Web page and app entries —
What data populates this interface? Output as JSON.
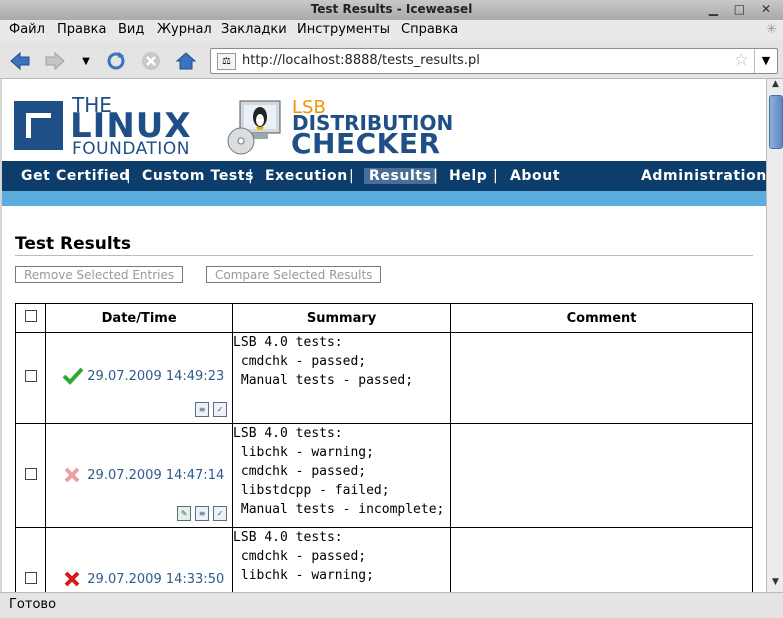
{
  "window": {
    "title": "Test Results - Iceweasel"
  },
  "menu": [
    "Файл",
    "Правка",
    "Вид",
    "Журнал",
    "Закладки",
    "Инструменты",
    "Справка"
  ],
  "urlbar": {
    "url": "http://localhost:8888/tests_results.pl"
  },
  "status": "Готово",
  "logo": {
    "lf_the": "THE",
    "lf_linux": "LINUX",
    "lf_foundation": "FOUNDATION",
    "lsb": "LSB",
    "distribution": "DISTRIBUTION",
    "checker": "CHECKER"
  },
  "nav": {
    "items": [
      "Get Certified",
      "Custom Tests",
      "Execution",
      "Results",
      "Help",
      "About"
    ],
    "admin": "Administration",
    "active": "Results"
  },
  "page": {
    "title": "Test Results",
    "remove_btn": "Remove Selected Entries",
    "compare_btn": "Compare Selected Results"
  },
  "table": {
    "headers": [
      "Date/Time",
      "Summary",
      "Comment"
    ],
    "rows": [
      {
        "date": "29.07.2009 14:49:23",
        "status": "passed",
        "summary": "LSB 4.0 tests:\n cmdchk - passed;\n Manual tests - passed;",
        "comment": ""
      },
      {
        "date": "29.07.2009 14:47:14",
        "status": "warning",
        "summary": "LSB 4.0 tests:\n libchk - warning;\n cmdchk - passed;\n libstdcpp - failed;\n Manual tests - incomplete;",
        "comment": ""
      },
      {
        "date": "29.07.2009 14:33:50",
        "status": "failed",
        "summary": "LSB 4.0 tests:\n cmdchk - passed;\n libchk - warning;",
        "comment": ""
      }
    ]
  },
  "colors": {
    "nav_bg": "#0d3d6b",
    "subbar": "#5badde",
    "link": "#2e5b8c",
    "lsb_orange": "#f29400"
  }
}
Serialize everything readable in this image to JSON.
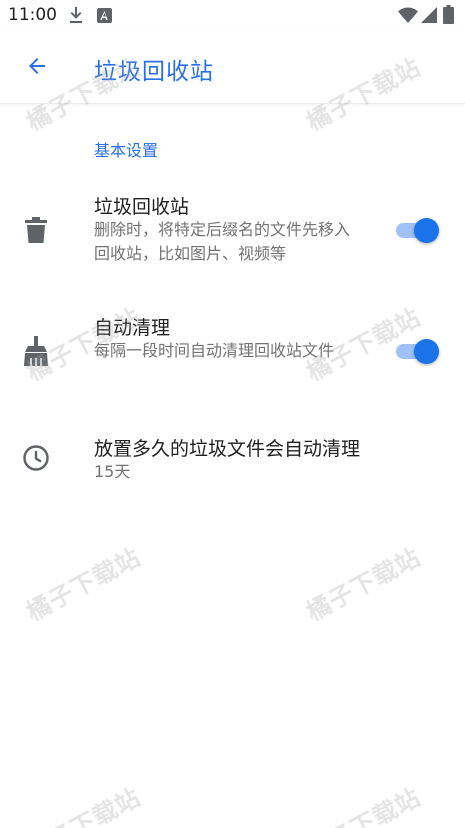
{
  "status_bar": {
    "time": "11:00",
    "icons": [
      "download-icon",
      "a-notification-icon",
      "wifi-icon",
      "cell-signal-icon",
      "battery-icon"
    ]
  },
  "app_bar": {
    "back_icon": "arrow-back-icon",
    "title": "垃圾回收站"
  },
  "section": {
    "header": "基本设置"
  },
  "settings": {
    "recycle_bin": {
      "icon": "trash-icon",
      "title": "垃圾回收站",
      "summary": "删除时，将特定后缀名的文件先移入回收站，比如图片、视频等",
      "enabled": true
    },
    "auto_clean": {
      "icon": "broom-icon",
      "title": "自动清理",
      "summary": "每隔一段时间自动清理回收站文件",
      "enabled": true
    },
    "retention": {
      "icon": "clock-icon",
      "title": "放置多久的垃圾文件会自动清理",
      "value": "15天"
    }
  },
  "watermark": "橘子下载站",
  "colors": {
    "accent": "#2a6fe8",
    "switch_thumb": "#1a73e8",
    "switch_track": "#9fc1f7",
    "summary_text": "#737373"
  }
}
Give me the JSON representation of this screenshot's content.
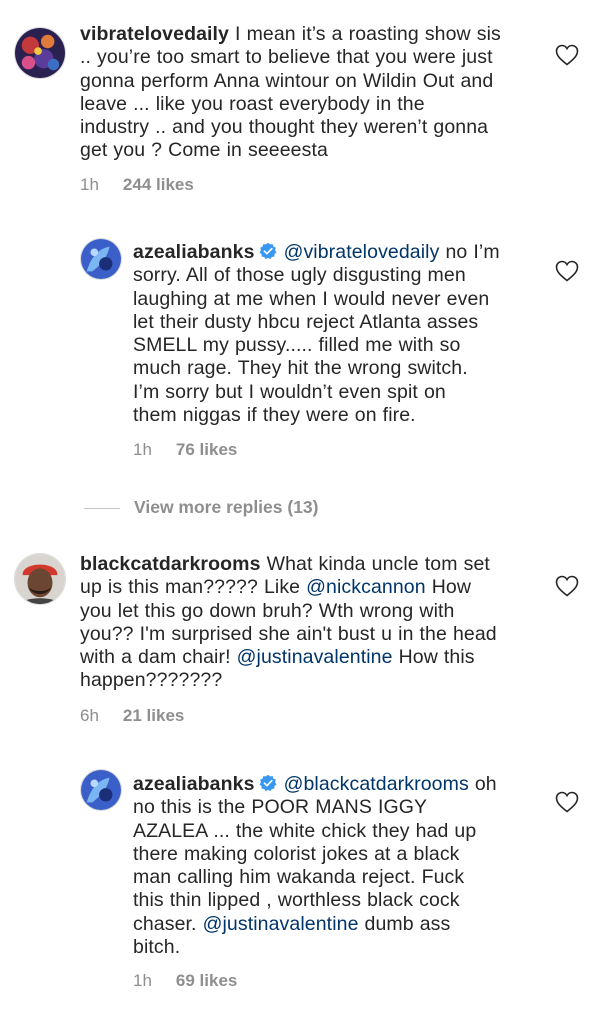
{
  "comments": [
    {
      "username": "vibratelovedaily",
      "lines": [
        " I mean it’s a roasting show sis",
        ".. you’re too smart to believe that you were just",
        "gonna perform Anna wintour on Wildin Out and",
        "leave ... like you roast everybody in the",
        "industry .. and you thought they weren’t gonna",
        "get you ? Come in seeeesta"
      ],
      "time": "1h",
      "likes": "244 likes"
    },
    {
      "username": "azealiabanks",
      "mention": "@vibratelovedaily",
      "lines": [
        " no I’m",
        "sorry. All of those ugly disgusting men",
        "laughing at me when I would never even",
        "let their dusty hbcu reject Atlanta asses",
        "SMELL my pussy..... filled me with so",
        "much rage. They hit the wrong switch.",
        "I’m sorry but I wouldn’t even spit on",
        "them niggas if they were on fire."
      ],
      "time": "1h",
      "likes": "76 likes"
    },
    {
      "username": "blackcatdarkrooms",
      "mention1": "@nickcannon",
      "mention2": "@justinavalentine",
      "lines": [
        " What kinda uncle tom set",
        "up is this man????? Like ",
        " How",
        "you let this go down bruh? Wth wrong with",
        "you?? I'm surprised she ain't bust u in the head",
        "with a dam chair! ",
        " How this",
        "happen???????"
      ],
      "time": "6h",
      "likes": "21 likes"
    },
    {
      "username": "azealiabanks",
      "mention1": "@blackcatdarkrooms",
      "mention2": "@justinavalentine",
      "lines": [
        " oh",
        "no this is the POOR MANS IGGY",
        "AZALEA ... the white chick they had up",
        "there making colorist jokes at a black",
        "man calling him wakanda reject. Fuck",
        "this thin lipped , worthless black cock",
        "chaser. ",
        " dumb ass",
        "bitch."
      ],
      "time": "1h",
      "likes": "69 likes"
    }
  ],
  "view_more": "View more replies (13)",
  "colors": {
    "mention": "#003569",
    "meta": "#8e8e8e",
    "verified": "#3897f0"
  },
  "icons": {
    "like": "heart-outline-icon",
    "verified": "verified-badge-icon"
  }
}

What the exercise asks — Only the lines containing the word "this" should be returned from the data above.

Response to the exercise —
What data populates this interface? Output as JSON.
Serialize everything readable in this image to JSON.
Give me the JSON representation of this screenshot's content.
        "up is this man????? Like ",
        "you let this go down bruh? Wth wrong with",
        " How this",
        "no this is the POOR MANS IGGY",
        "this thin lipped , worthless black cock",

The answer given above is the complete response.